Better yet, you could minimize the designed parts since the beginning of the design stage. For instance, Tesla had reduced the number of parts in their new car, from 70 parts into just 1. Optimizing the number of separate parts in a product is something you should keep in mind during the design process. Start thinking outside the box and be bolder in designing.

Tesla 70 parts into 1 part

Another example is this air purifier cartridge. The cartridge’s body has 3 different shades, showing that 3 different materials are used. The product can be divided into 3 separate parts for assembly.

Air cartridge parts and materials

2. Reduce the quantity and types of fasteners

(time:cost = 9:1)

When using fasteners in your design, try to reduce the types of the fasteners in terms of the size, length and pattern. Doing this will reduce mis-operations during production and even reduce the number of tools to use during repair.


3. Standardize parts

(time:cost = 3:7)

Try to use standardized parts whenever you can. Fasteners have been standardized. Without special reasons such as for aesthetics and special sense of design, please be careful when you decide to use non-standardized parts. . Radiators, for example, is a product that can be made with standardized parts. At the beginning of the design, always check if the part can be purchased directly. Doing so reduces the cost of customization and guarantees quality stability.

Standard radiators

This is a ball screw. People involved in manufacturing and assembly are no stranger to the part. The process of designing a screw requires a high level of knowledge and a lot of time, whereas the procurement of standard parts requires only a few dimensional data, such as: threaded shaft outer diameter, lead, length, and shaft end type.

Ball screw

4. Modular product design

(time:cost = 9:1)

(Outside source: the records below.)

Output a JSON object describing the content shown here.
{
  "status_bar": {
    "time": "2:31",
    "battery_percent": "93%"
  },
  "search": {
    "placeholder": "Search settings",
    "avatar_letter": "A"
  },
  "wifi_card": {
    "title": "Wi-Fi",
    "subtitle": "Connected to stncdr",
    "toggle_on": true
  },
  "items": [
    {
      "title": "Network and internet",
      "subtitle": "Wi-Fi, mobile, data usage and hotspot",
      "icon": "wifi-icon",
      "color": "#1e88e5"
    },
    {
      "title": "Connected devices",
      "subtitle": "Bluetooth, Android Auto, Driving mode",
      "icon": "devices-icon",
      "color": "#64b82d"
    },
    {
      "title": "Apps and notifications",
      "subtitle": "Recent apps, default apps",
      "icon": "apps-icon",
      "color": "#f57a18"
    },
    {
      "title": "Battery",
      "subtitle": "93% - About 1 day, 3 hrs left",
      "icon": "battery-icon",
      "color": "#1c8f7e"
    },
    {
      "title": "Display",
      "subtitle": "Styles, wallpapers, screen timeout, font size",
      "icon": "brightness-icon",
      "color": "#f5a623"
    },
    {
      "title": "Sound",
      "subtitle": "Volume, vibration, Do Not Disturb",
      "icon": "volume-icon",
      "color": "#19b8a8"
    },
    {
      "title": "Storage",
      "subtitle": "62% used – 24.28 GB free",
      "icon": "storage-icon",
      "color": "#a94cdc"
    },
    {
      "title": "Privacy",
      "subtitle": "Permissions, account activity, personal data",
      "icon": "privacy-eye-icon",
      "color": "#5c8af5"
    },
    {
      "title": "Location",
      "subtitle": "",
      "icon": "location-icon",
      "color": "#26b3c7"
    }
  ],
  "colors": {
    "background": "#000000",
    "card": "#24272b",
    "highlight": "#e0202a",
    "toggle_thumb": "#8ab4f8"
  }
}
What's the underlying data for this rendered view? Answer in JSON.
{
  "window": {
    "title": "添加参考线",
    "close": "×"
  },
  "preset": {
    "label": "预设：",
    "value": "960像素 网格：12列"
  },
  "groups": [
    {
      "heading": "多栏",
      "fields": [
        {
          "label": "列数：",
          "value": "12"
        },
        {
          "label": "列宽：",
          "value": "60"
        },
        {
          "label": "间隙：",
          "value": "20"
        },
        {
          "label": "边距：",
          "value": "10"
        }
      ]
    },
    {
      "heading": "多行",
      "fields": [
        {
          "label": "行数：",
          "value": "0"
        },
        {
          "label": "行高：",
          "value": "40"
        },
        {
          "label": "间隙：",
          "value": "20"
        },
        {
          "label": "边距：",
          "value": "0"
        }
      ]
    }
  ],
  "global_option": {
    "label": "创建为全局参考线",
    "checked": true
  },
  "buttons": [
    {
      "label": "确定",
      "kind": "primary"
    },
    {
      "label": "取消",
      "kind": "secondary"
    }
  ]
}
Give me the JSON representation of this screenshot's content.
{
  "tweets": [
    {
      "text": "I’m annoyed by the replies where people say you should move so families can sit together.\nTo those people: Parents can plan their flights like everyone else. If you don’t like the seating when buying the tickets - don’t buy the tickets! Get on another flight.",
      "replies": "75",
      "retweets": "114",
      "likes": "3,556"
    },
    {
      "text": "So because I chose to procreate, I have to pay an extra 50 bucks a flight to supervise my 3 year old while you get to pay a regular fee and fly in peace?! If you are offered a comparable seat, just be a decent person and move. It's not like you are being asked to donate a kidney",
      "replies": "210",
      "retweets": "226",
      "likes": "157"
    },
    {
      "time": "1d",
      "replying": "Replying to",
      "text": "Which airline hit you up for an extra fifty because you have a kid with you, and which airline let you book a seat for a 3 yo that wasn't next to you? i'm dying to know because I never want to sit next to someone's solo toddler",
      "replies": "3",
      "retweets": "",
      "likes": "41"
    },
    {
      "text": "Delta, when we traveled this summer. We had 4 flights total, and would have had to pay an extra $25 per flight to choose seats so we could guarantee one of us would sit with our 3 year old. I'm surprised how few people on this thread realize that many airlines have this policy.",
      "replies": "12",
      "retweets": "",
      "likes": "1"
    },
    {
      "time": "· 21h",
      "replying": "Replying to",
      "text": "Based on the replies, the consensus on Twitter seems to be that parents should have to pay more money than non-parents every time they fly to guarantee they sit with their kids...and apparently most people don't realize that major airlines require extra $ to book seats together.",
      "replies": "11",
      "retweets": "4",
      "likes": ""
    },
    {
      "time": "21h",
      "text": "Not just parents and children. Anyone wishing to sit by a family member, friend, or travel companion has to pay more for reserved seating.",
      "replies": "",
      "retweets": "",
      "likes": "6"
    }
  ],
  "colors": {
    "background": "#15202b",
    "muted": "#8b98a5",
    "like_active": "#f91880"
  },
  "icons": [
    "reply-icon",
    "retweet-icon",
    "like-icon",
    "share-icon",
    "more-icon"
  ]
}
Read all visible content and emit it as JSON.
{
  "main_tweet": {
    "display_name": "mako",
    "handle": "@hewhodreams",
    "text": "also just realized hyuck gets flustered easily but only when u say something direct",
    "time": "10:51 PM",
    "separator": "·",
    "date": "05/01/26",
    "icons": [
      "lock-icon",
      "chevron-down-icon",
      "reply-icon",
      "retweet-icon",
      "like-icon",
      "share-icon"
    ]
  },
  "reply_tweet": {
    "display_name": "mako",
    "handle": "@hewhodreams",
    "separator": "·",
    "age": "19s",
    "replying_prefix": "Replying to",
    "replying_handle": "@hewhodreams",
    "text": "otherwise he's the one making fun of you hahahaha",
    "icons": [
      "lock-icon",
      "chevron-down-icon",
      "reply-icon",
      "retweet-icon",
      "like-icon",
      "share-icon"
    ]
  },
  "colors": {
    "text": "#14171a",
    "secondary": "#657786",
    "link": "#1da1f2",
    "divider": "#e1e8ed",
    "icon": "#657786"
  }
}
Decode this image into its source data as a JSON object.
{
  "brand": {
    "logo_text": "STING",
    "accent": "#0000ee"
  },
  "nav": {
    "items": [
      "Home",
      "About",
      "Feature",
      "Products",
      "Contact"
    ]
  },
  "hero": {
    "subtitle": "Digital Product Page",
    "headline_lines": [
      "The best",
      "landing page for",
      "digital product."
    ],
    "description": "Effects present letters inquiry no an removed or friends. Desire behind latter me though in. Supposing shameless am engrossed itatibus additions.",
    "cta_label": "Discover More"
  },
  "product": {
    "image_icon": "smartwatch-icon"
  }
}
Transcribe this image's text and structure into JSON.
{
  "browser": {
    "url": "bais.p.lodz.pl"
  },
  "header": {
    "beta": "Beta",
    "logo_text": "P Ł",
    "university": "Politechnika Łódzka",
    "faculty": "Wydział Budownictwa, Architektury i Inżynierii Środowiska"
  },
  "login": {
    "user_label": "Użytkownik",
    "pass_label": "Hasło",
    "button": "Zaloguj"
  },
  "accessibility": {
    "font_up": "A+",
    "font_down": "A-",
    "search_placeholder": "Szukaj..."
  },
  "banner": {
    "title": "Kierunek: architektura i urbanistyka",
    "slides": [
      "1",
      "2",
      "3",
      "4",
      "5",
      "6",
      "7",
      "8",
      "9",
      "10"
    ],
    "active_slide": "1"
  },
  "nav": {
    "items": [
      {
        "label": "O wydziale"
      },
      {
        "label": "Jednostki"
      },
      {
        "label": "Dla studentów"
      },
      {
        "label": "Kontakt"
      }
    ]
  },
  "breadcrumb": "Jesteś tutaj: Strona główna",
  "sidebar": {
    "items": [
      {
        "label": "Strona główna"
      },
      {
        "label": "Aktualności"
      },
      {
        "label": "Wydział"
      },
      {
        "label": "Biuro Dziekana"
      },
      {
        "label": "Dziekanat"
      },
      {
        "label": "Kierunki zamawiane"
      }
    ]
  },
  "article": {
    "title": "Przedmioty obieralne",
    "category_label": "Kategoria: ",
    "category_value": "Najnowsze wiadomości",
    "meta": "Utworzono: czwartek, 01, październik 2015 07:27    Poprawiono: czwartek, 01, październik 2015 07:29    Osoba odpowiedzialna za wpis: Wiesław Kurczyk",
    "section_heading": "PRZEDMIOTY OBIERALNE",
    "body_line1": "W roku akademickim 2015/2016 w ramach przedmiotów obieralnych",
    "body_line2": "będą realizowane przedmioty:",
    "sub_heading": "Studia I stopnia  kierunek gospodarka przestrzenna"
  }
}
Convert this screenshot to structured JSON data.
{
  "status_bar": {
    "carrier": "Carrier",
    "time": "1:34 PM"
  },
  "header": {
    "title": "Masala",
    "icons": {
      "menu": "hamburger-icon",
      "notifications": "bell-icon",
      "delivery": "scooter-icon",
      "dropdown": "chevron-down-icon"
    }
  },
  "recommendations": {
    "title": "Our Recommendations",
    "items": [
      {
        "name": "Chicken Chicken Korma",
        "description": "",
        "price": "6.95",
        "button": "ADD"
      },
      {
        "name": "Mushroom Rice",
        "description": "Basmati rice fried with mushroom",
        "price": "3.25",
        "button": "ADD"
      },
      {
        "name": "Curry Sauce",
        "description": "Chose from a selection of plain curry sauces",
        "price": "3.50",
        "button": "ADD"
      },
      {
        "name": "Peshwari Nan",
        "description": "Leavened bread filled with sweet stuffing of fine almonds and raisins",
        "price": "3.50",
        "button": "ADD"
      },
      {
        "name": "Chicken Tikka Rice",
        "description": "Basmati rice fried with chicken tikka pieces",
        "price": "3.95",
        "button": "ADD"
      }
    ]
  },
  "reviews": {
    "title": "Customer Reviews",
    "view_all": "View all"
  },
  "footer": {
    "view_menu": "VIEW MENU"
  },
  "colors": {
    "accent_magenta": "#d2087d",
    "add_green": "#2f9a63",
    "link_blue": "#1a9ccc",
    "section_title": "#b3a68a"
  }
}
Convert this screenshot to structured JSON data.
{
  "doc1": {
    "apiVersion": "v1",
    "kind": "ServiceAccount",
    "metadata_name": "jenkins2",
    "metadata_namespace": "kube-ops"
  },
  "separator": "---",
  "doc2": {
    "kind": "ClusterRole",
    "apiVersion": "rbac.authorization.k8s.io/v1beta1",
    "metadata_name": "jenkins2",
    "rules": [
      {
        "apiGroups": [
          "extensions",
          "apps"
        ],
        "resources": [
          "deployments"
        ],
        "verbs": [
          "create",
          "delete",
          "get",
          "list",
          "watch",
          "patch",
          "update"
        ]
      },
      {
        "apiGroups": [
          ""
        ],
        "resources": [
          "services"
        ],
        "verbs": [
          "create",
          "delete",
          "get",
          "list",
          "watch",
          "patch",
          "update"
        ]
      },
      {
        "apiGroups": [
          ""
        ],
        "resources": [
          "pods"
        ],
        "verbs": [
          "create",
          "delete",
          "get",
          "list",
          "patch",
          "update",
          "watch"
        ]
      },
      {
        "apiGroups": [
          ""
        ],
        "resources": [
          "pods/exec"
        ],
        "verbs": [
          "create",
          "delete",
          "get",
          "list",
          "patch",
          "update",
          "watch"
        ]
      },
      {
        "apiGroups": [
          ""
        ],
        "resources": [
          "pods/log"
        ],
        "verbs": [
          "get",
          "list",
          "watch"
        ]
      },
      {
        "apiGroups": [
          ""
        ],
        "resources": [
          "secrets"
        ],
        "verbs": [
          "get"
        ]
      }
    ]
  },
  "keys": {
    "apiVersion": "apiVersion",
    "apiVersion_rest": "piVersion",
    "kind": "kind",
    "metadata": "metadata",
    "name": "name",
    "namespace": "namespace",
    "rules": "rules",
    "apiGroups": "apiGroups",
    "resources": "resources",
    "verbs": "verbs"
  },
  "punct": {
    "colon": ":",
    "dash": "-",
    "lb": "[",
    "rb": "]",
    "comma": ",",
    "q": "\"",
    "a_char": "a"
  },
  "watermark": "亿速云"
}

Modular design can solve the problem of long assembly queue lines on production lines. We can make a product into several modules (or subassemblies), and each of these modules can be individually assembled and tested. In this way, the process could be made simpler with a higher assembly efficiency. Modular inspection can also be done to reduce the scrap rate.

For example, car manufacturers often modularize the components of a car. An example of doing so is by making the steering wheel a separate component. By doing this, the speed of the assembly doesn’t only gets faster, but it also provides room for personalization.

Modular design separate steering wheel

5. Reduce assembly directions

(time:cost = 10:1)

There are 6 basic assembly directions: up, down, left, right, front and back. When designing, try to design the assembly in just one direction. Doing this will reduce the rate of error in assembly since the product can be assembled only on one single tooling base.

Simple assembly single direction

Minimize number of directions

6. Adding design guides

(time:cost = 10:1)

Fitting different parts together is sometimes difficult due to the high tolerance requirements of such parts. In this case, designing assembly guides on the product will be a good choice.

Using a chamfered or rounded corner at the end of the part, just like the shaft in the following figure, may facilitate the assembly process of the shaft with gears or bearings. If you have to control the mechanical vibration during the product's operation, using chamfered corners may further reduce the gap between the two moving parts.

Shaft with design guide

7. Fool proofing

(time:cost = 10:1)

Use a clear arrow to indicate the correct assembly direction, or create a structural guide, like slots, which are hard to miss.

Sim card slot for assembly direction

Corner guides to indicate the direction of placement.

Corner guides for assembly

Arrows on the part to indicate the assembly direction or component placement.

Arrow for assembly guide

DFA is conducted not only as a reminder to designers about the problems that often arise during assembling and producing products, but also to optimize the production process of products. After all, the best design is the simplest manufacturing.